The fight over the fiscal cliff may be over for now. But for the GOP, the massive rift it helped open up isn’t likely to heal for a long time.
Tuesday’s late-night House vote to avert the fiscal cliff passed despite the opposition of nearly two-thirds of House Republicans. That’s left a bitter taste in the mouths of many of the party’s staunch conservatives.
The bill, which allowed the Bush tax cuts to expire for families making more than $450,000 and doesn't significantly cut spending, “will lead to a profound fight in the GOP,” former House speaker Newt Gingrich told Politico Wednesday.
That fight may already be erupting. Among the House ‘no’ votes were the numbers 2 and 3 in the caucus: Majority Leader Eric Cantor and Majority Whip Kevin McCarthy. Their votes have already triggered talk that Cantor, who openly opposed the deal in a caucus meeting Monday, could mount a coup against Speaker John Boehner, with the backing of the most conservative lawmakers.
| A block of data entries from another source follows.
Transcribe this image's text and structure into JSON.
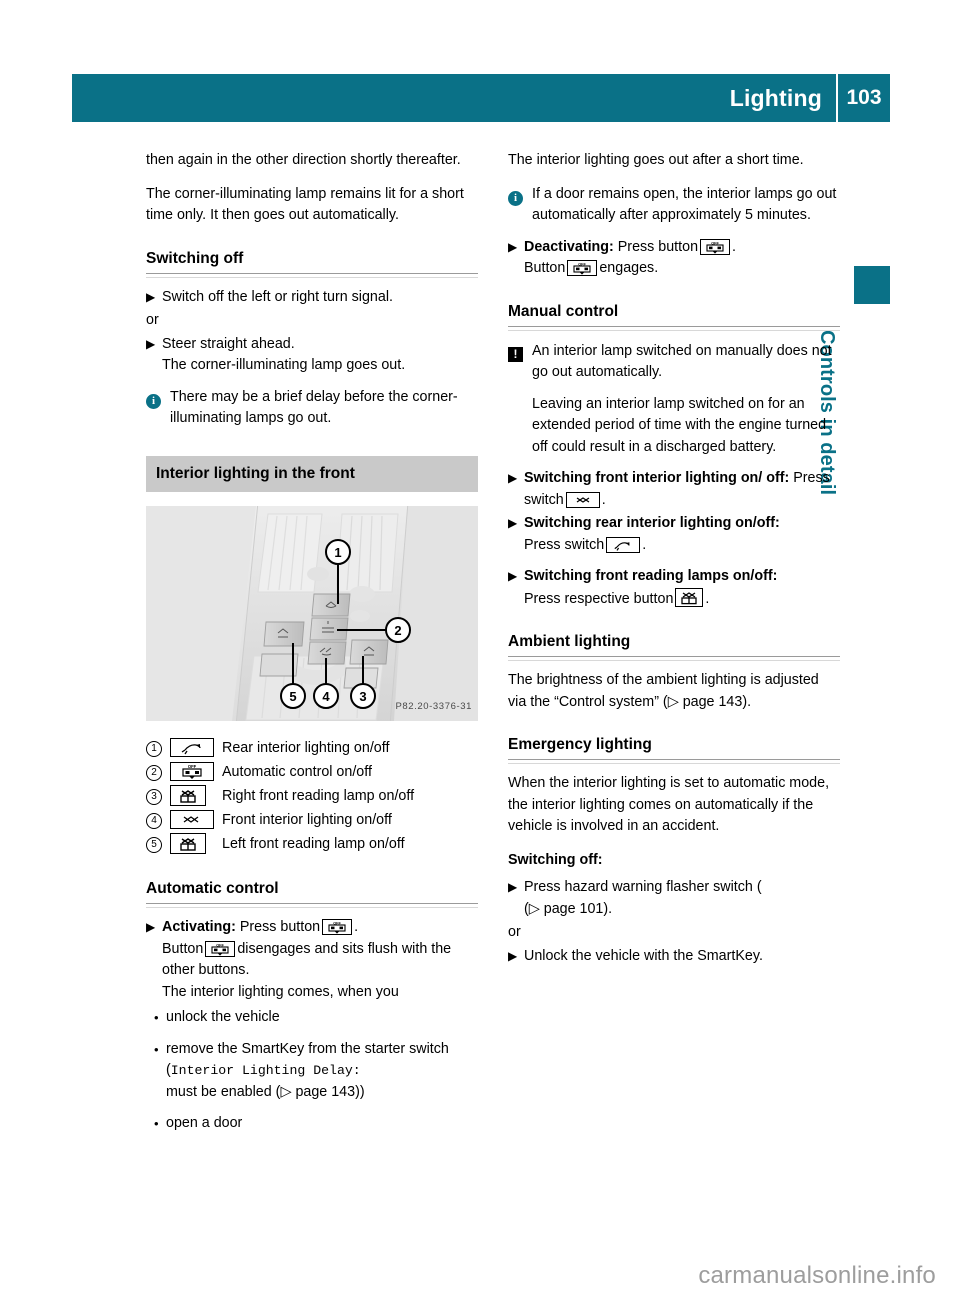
{
  "header": {
    "title": "Lighting",
    "page_number": "103"
  },
  "side_tab": {
    "label": "Controls in detail"
  },
  "left_column": {
    "intro_para_1": "then again in the other direction shortly thereafter.",
    "intro_para_2": "The corner-illuminating lamp remains lit for a short time only. It then goes out automatically.",
    "switching_off": {
      "heading": "Switching off",
      "step_1": "Switch off the left or right turn signal.",
      "or_label": "or",
      "step_2": "Steer straight ahead.",
      "step_2_sub": "The corner-illuminating lamp goes out.",
      "note": "There may be a brief delay before the corner-illuminating lamps go out."
    },
    "figure": {
      "banner": "Interior lighting in the front",
      "figure_id": "P82.20-3376-31",
      "callouts": [
        "1",
        "2",
        "3",
        "4",
        "5"
      ]
    },
    "legend": [
      {
        "number": "1",
        "icon": "rear-interior-lighting-icon",
        "text": "Rear interior lighting on/off"
      },
      {
        "number": "2",
        "icon": "automatic-control-icon",
        "text": "Automatic control on/off"
      },
      {
        "number": "3",
        "icon": "reading-lamp-icon",
        "text": "Right front reading lamp on/off"
      },
      {
        "number": "4",
        "icon": "front-interior-lighting-icon",
        "text": "Front interior lighting on/off"
      },
      {
        "number": "5",
        "icon": "reading-lamp-icon",
        "text": "Left front reading lamp on/off"
      }
    ],
    "automatic_control": {
      "heading": "Automatic control",
      "step_label": "Activating:",
      "step_text_before": "Press button",
      "step_text_after": ".",
      "sub_line_1_before": "Button",
      "sub_line_1_after": "disengages and sits flush with the other buttons.",
      "sub_line_2": "The interior lighting comes, when you",
      "bullets": [
        {
          "text": "unlock the vehicle"
        },
        {
          "text_before": "remove the SmartKey from the starter switch (",
          "mono": "Interior Lighting Delay:",
          "text_after": "must be enabled (",
          "ref": "page 143",
          "text_end": "))"
        },
        {
          "text": "open a door"
        }
      ]
    }
  },
  "right_column": {
    "intro_para": "The interior lighting goes out after a short time.",
    "info_note": "If a door remains open, the interior lamps go out automatically after approximately 5 minutes.",
    "deactivating": {
      "label": "Deactivating:",
      "text_before": "Press button",
      "text_after": ".",
      "sub_before": "Button",
      "sub_after": "engages."
    },
    "manual_control": {
      "heading": "Manual control",
      "warning": "An interior lamp switched on manually does not go out automatically.",
      "warning_para_2": "Leaving an interior lamp switched on for an extended period of time with the engine turned off could result in a discharged battery.",
      "step_1_label": "Switching front interior lighting on/ off:",
      "step_1_text_before": "Press switch",
      "step_1_text_after": ".",
      "step_2_label": "Switching rear interior lighting on/off:",
      "step_2_text_before": "Press switch",
      "step_2_text_after": ".",
      "step_3_label": "Switching front reading lamps on/off:",
      "step_3_text_before": "Press respective button",
      "step_3_text_after": "."
    },
    "ambient_lighting": {
      "heading": "Ambient lighting",
      "text_before": "The brightness of the ambient lighting is adjusted via the “Control system” (",
      "ref": "page 143",
      "text_after": ")."
    },
    "emergency_lighting": {
      "heading": "Emergency lighting",
      "para": "When the interior lighting is set to automatic mode, the interior lighting comes on automatically if the vehicle is involved in an accident.",
      "switching_off_label": "Switching off:",
      "step_1_before": "Press hazard warning flasher switch (",
      "step_1_ref": "page 101",
      "step_1_after": ").",
      "or_label": "or",
      "step_2": "Unlock the vehicle with the SmartKey."
    }
  },
  "watermark": "carmanualsonline.info",
  "colors": {
    "brand_teal": "#0a7187",
    "banner_grey": "#c9c9c9",
    "watermark_grey": "#9d9d9d"
  }
}
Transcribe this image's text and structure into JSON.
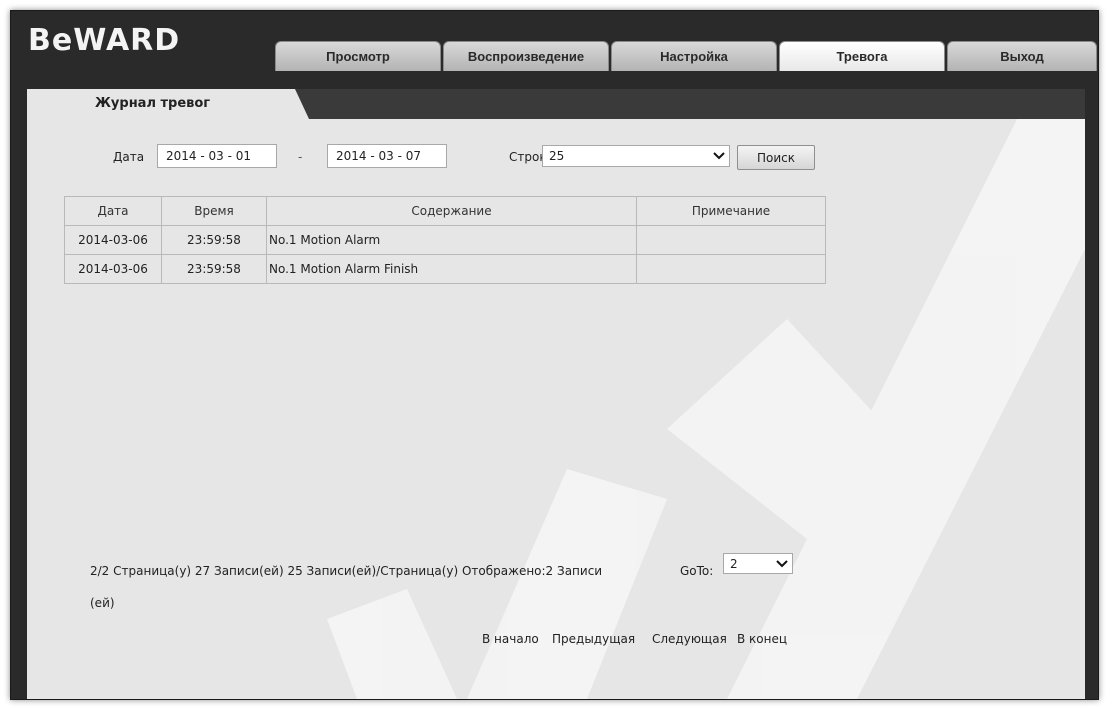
{
  "app": {
    "logo": "BeWARD"
  },
  "tabs": [
    {
      "label": "Просмотр",
      "active": false
    },
    {
      "label": "Воспроизведение",
      "active": false
    },
    {
      "label": "Настройка",
      "active": false
    },
    {
      "label": "Тревога",
      "active": true
    },
    {
      "label": "Выход",
      "active": false
    }
  ],
  "subtab": {
    "label": "Журнал тревог"
  },
  "filter": {
    "date_label": "Дата",
    "date_from": "2014 - 03 - 01",
    "separator": "-",
    "date_to": "2014 - 03 - 07",
    "rows_label": "Строк",
    "rows_value": "25",
    "search_label": "Поиск"
  },
  "table": {
    "headers": [
      "Дата",
      "Время",
      "Содержание",
      "Примечание"
    ],
    "rows": [
      [
        "2014-03-06",
        "23:59:58",
        "No.1 Motion Alarm",
        ""
      ],
      [
        "2014-03-06",
        "23:59:58",
        "No.1 Motion Alarm Finish",
        ""
      ]
    ]
  },
  "pagination": {
    "summary": "2/2 Страница(у) 27 Записи(ей) 25 Записи(ей)/Страница(у) Отображено:2 Записи",
    "summary_wrap": "(ей)",
    "goto_label": "GoTo:",
    "goto_value": "2",
    "first": "В начало",
    "prev": "Предыдущая",
    "next": "Следующая",
    "last": "В конец"
  },
  "colors": {
    "frame": "#2a2a2a",
    "panel": "#e6e6e6",
    "watermark": "#ffffff"
  }
}
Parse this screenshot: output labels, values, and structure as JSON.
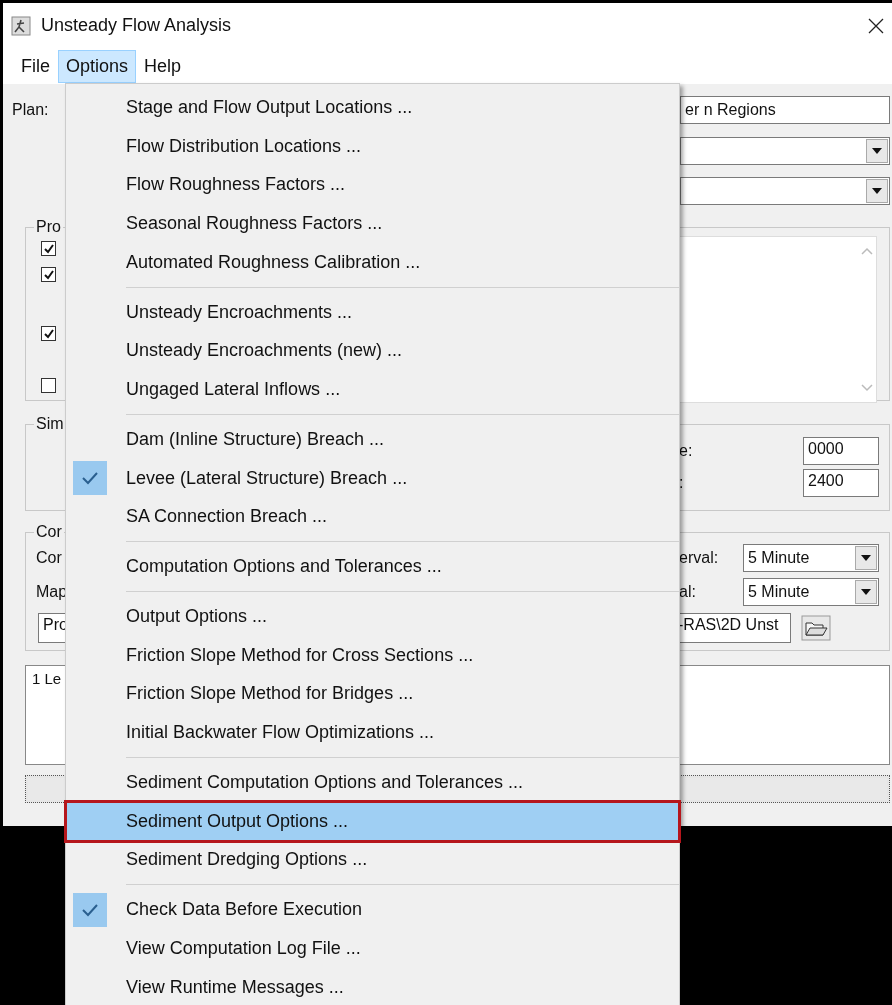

"I think there's a tremendous dissatisfaction within the caucus over what's occurred in the last two years—so many missed opportunities," Rep. Tim Huelskamp, a staunch conservative who was recently purged from his committee assignment by the party leadership, told The Huffington Post.
Redstate.org’s Erick Erickson, a key conservative activist, is openly calling for the ouster of Boehner and Senate GOP leader Mitch McConnell, who helped negotiate the pact.
“Republicans who saw Mitch McConnell and John Boehner destroy the last plank of the Republican Party are going to need to look elsewhere for a savior for their party,” Erickson wrote Tuesday.
But in a sign of the acrimony swirling through Republican circles, Erickson likewise criticized Cantor and McCarthy for voting no. “This was opportunism, not courage,” he wrote.
The party’s potential presidential hopefuls were split, too. Senators Marco Rubio and Rand Paul, both Tea Party favorites, were among just five Republican senators to oppose the deal, while Budget chair Paul Ryan, hardly known as a moderate on fiscal policy, supported it, after reportedly changing his mind at the last minute.
Conservatives are angry about what they see as a Republican cave—not just because the deal ended the Bush tax cuts for the richest, but also because it failed to include significant spending cuts.
“This is a complete surrender on everything,” Washington Post columnist Charles Krauthammer said Tuesday on Fox News.
Tea Party Patriots, a leading grassroots Tea Party group, said on its website that the deal “raises taxes, avoids meaningful spending reductions, and proves Congress just isn’t serious about stopping overspending.”
Of course, the coming fights over sequestration and the debt ceiling—issues on which Tuesday’s bill kicked the can down the road—may offer Republicans a chance to regain their unity, since they’ll enjoy more leverage.
But the rift over the fiscal cliff could just as easily wind up setting a trend for the future. For over a decade, under what’s known as the “Hastert Rule,” after former speaker Dennis Hastert, Republican leaders have largely avoided bringing legislation to the floor that isn’t broadly supported by GOP members. This time, Boehner abandoned that principle to pass a bill with over twice as many Democratic votes as Republican ones. If Boehner concludes he can safely throw the Hastert Rule out the window, this could be just the first of many battles with more conservative lawmakers.